It was typical of Joan that when she moved to Shoreham she became a Red Cross volunteer at Southlands Hospital. It was work she loved. She missed the hurly burly of South African parish life, but she never complained, seeming content to be “Granny Joan” to her granddaughters.
Used to living on a small income, she revelled in charity shops and Shoreham’s Wednesday market. She and the stall holders between them managed to equip our daughter with probably the most comprehensive supply of cuddly toys, Sylvanian families, my little ponies and Angelina ballerinas in the South East.
As time went on Joan’s health deteriorated. The voluntary work came to an end and so, eventually, did the trips to the market. She developed a debilitating illness which caused her to shake, at times uncontrollably. The once-sure hands which had wired complex electrical circuits shook so badly that she would spill her food and drink. She underwent surgery for cancer, suffered a series of strokes and developed diabetes, which eventually prevented her from reading. She bore it bravely.

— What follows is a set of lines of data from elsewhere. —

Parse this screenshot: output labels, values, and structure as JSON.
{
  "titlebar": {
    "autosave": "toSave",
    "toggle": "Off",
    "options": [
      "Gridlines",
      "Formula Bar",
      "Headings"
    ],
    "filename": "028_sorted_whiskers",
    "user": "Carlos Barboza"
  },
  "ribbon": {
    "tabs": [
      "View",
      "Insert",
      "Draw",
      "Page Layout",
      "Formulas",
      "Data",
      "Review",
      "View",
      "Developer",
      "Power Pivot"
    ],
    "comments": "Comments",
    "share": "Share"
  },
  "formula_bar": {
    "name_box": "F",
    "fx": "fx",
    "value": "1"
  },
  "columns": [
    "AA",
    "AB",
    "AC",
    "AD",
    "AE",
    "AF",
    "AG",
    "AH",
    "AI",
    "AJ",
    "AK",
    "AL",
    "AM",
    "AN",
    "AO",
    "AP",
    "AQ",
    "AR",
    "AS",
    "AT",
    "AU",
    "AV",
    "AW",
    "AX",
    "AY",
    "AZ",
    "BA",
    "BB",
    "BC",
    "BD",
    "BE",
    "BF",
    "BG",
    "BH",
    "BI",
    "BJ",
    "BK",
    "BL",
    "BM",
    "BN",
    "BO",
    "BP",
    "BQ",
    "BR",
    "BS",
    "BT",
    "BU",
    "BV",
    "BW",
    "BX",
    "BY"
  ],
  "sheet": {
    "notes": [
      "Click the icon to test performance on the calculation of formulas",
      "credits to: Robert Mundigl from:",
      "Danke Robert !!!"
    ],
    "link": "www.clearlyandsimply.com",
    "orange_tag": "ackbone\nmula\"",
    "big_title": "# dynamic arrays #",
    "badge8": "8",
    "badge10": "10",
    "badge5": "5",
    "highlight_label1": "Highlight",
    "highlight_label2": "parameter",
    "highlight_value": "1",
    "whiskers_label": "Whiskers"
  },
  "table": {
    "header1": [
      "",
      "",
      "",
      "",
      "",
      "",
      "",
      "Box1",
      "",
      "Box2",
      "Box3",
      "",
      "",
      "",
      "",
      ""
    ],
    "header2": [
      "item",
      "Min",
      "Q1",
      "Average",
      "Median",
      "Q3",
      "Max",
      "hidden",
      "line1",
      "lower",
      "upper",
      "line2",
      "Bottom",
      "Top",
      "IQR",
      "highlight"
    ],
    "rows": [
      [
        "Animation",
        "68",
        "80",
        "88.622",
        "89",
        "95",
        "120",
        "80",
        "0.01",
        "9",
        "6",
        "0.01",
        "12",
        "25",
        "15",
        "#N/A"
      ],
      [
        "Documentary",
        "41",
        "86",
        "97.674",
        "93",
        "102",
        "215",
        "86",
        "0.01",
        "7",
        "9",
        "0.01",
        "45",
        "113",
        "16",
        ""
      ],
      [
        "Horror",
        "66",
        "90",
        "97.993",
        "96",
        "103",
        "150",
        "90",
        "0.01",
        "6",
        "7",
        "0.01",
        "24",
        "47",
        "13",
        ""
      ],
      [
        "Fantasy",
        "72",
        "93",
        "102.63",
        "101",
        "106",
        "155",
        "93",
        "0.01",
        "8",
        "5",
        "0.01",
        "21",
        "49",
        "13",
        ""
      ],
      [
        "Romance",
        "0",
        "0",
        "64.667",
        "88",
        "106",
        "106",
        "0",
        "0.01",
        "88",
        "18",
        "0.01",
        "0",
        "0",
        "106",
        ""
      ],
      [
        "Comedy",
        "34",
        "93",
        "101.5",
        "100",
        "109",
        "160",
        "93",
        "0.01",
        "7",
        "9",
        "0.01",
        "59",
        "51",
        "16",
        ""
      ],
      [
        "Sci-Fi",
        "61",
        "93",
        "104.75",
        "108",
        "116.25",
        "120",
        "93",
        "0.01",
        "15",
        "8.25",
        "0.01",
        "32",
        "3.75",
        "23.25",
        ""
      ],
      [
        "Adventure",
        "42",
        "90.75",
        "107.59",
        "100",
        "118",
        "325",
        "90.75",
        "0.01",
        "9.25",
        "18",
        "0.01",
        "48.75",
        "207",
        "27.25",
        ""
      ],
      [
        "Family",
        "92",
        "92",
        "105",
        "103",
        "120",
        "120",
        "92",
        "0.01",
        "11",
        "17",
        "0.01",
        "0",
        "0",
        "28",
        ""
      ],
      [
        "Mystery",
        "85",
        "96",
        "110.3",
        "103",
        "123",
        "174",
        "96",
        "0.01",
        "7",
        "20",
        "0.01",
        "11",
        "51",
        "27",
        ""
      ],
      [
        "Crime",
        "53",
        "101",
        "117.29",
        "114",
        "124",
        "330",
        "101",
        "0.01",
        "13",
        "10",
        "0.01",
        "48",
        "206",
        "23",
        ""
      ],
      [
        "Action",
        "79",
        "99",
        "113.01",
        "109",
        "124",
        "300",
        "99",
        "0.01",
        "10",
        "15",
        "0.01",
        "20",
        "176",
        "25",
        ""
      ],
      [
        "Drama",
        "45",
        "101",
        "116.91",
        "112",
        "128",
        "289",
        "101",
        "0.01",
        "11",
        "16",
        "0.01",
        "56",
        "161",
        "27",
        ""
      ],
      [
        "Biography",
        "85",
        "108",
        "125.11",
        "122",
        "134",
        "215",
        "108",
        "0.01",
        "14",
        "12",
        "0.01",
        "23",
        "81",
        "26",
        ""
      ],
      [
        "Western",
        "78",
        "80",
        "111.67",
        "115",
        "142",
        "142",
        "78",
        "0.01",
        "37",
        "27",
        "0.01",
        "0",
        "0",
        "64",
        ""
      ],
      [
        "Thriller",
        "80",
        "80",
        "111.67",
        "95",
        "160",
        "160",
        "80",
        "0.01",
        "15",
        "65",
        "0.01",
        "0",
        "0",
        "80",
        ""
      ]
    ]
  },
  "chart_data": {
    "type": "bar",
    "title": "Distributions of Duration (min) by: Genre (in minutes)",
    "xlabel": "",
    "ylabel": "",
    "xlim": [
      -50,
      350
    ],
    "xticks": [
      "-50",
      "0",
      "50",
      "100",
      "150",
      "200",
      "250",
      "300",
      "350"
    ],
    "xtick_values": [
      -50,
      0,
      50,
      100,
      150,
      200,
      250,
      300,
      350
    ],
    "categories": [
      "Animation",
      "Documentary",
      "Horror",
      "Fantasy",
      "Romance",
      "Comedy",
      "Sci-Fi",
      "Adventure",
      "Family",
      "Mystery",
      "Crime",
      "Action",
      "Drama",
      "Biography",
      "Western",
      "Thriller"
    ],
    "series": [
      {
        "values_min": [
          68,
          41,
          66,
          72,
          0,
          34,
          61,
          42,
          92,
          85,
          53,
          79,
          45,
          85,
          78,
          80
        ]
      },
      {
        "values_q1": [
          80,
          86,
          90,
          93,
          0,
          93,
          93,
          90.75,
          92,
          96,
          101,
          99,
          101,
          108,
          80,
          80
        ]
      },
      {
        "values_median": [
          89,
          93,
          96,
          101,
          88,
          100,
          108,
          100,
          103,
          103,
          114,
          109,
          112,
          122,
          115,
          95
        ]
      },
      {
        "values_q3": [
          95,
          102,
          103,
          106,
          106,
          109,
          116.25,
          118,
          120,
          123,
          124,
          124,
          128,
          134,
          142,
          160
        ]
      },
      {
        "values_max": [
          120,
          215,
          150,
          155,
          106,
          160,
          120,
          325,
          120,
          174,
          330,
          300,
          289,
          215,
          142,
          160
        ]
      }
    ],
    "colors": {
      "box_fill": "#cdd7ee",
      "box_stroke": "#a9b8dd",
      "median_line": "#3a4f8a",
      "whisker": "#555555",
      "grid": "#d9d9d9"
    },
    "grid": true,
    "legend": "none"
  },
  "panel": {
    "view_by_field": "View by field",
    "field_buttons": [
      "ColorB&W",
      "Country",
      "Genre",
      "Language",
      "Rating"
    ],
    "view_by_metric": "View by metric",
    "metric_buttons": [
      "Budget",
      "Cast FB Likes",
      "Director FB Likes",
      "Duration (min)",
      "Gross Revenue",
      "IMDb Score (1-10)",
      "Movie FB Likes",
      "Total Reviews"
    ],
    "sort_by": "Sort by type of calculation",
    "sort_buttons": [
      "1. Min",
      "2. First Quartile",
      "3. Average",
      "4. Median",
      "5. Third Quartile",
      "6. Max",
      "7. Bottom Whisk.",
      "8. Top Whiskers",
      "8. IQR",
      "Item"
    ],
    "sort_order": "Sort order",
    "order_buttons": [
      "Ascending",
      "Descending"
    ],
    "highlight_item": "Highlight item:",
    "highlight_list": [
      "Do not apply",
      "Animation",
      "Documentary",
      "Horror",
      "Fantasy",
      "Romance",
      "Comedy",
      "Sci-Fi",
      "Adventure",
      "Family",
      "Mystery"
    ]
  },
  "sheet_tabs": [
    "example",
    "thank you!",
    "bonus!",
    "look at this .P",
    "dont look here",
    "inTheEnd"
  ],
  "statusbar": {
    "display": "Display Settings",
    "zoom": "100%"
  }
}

She became acutely ill in October and so for the first time in many years, Mickey didn’t spend Bonfire Night in Shoreham. Looking back on it, we realised that it was at about the same time that Mickey started to display symptoms of his fatal illness. His behaviour began to change. He became depressed and nervous and even seemed scared.
Instead of sitting at our feet, he’d stand and gaze at us. At first we thought he wanted something, then we realised that he was probably experiencing small seizures. Eventually, he started to shake like Joan.
I was with Mickey almost constantly during the last two weeks of his life. He had two massive fits and we thought we’d lost him, but he rallied for a while, just as Joan rallied from the final stroke. She struggled home and so did he. Both were disabled and on medication.
Mickey seemed more comfortable on medication. His fear had gone, but so had his joy in life. He’d forgotten everything he enjoyed. He walked repetitively back and forth and couldn’t remember what to do with a ball. Even fireworks didn’t affect him.
A fall precipitated Joan’s final admission. She held on until all her children were around her and then let go. At the same time Mickey, who’d appeared to be responding to medication, just seemed to give up. They died within twelve hours of each other.
When I was a child I had a mental picture of the pearly gates. They were a bit like the wrought iron gates to my school, but much bigger and surrounded by cloud.
In the days after Joan’s death I’d find myself smiling as, quite unbidden, an image would come to me of Joan and the dog approaching the gates.
I imagined both of them, Joan walking freely and purposefully with Mickey scampering about her feet, neither of them shaking or stumbling or needing assistance – a beautiful woman going home with her dog at her side.